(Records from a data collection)
________________

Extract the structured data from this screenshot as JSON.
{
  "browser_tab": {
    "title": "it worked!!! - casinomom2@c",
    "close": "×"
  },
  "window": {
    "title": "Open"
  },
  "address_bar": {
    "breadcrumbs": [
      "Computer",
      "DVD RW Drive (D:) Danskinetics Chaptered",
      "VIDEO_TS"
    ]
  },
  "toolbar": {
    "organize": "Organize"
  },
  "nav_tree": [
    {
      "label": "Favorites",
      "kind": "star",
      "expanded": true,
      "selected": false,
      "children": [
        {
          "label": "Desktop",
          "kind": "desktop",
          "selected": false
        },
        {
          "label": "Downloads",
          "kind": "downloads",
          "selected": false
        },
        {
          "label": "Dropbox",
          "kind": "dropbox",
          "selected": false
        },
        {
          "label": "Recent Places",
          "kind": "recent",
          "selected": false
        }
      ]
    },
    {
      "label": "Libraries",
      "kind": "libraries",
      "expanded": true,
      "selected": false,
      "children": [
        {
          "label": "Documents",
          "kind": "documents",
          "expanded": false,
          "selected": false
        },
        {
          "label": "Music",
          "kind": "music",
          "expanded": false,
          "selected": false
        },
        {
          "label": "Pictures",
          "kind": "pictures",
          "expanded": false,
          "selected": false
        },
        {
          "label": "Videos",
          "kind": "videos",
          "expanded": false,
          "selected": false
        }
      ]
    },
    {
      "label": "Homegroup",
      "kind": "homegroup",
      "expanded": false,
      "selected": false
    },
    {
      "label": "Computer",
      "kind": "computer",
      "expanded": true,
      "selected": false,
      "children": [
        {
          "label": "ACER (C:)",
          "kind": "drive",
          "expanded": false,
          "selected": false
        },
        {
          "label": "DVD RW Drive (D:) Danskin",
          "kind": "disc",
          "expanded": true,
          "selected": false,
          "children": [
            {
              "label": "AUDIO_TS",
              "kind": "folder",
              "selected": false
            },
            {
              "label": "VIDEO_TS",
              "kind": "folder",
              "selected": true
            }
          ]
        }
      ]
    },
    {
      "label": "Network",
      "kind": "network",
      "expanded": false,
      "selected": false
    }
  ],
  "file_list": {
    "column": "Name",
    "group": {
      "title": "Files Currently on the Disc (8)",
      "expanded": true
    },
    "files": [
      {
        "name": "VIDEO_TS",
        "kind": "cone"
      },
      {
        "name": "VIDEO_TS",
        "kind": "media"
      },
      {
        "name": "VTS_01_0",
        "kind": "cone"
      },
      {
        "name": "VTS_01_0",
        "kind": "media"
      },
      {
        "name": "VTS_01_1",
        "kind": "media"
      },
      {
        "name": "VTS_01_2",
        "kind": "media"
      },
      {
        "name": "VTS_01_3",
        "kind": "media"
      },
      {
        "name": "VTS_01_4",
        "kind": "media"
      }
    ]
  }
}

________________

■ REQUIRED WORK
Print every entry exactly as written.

■ REPLY TO THE EXERCISE
Extract the structured data from this screenshot as JSON.
{
  "browser_tab": {
    "title": "it worked!!! - casinomom2@c",
    "close": "×"
  },
  "window": {
    "title": "Open"
  },
  "address_bar": {
    "breadcrumbs": [
      "Computer",
      "DVD RW Drive (D:) Danskinetics Chaptered",
      "VIDEO_TS"
    ]
  },
  "toolbar": {
    "organize": "Organize"
  },
  "nav_tree": [
    {
      "label": "Favorites",
      "kind": "star",
      "expanded": true,
      "selected": false,
      "children": [
        {
          "label": "Desktop",
          "kind": "desktop",
          "selected": false
        },
        {
          "label": "Downloads",
          "kind": "downloads",
          "selected": false
        },
        {
          "label": "Dropbox",
          "kind": "dropbox",
          "selected": false
        },
        {
          "label": "Recent Places",
          "kind": "recent",
          "selected": false
        }
      ]
    },
    {
      "label": "Libraries",
      "kind": "libraries",
      "expanded": true,
      "selected": false,
      "children": [
        {
          "label": "Documents",
          "kind": "documents",
          "expanded": false,
          "selected": false
        },
        {
          "label": "Music",
          "kind": "music",
          "expanded": false,
          "selected": false
        },
        {
          "label": "Pictures",
          "kind": "pictures",
          "expanded": false,
          "selected": false
        },
        {
          "label": "Videos",
          "kind": "videos",
          "expanded": false,
          "selected": false
        }
      ]
    },
    {
      "label": "Homegroup",
      "kind": "homegroup",
      "expanded": false,
      "selected": false
    },
    {
      "label": "Computer",
      "kind": "computer",
      "expanded": true,
      "selected": false,
      "children": [
        {
          "label": "ACER (C:)",
          "kind": "drive",
          "expanded": false,
          "selected": false
        },
        {
          "label": "DVD RW Drive (D:) Danskin",
          "kind": "disc",
          "expanded": true,
          "selected": false,
          "children": [
            {
              "label": "AUDIO_TS",
              "kind": "folder",
              "selected": false
            },
            {
              "label": "VIDEO_TS",
              "kind": "folder",
              "selected": true
            }
          ]
        }
      ]
    },
    {
      "label": "Network",
      "kind": "network",
      "expanded": false,
      "selected": false
    }
  ],
  "file_list": {
    "column": "Name",
    "group": {
      "title": "Files Currently on the Disc (8)",
      "expanded": true
    },
    "files": [
      {
        "name": "VIDEO_TS",
        "kind": "cone"
      },
      {
        "name": "VIDEO_TS",
        "kind": "media"
      },
      {
        "name": "VTS_01_0",
        "kind": "cone"
      },
      {
        "name": "VTS_01_0",
        "kind": "media"
      },
      {
        "name": "VTS_01_1",
        "kind": "media"
      },
      {
        "name": "VTS_01_2",
        "kind": "media"
      },
      {
        "name": "VTS_01_3",
        "kind": "media"
      },
      {
        "name": "VTS_01_4",
        "kind": "media"
      }
    ]
  }
}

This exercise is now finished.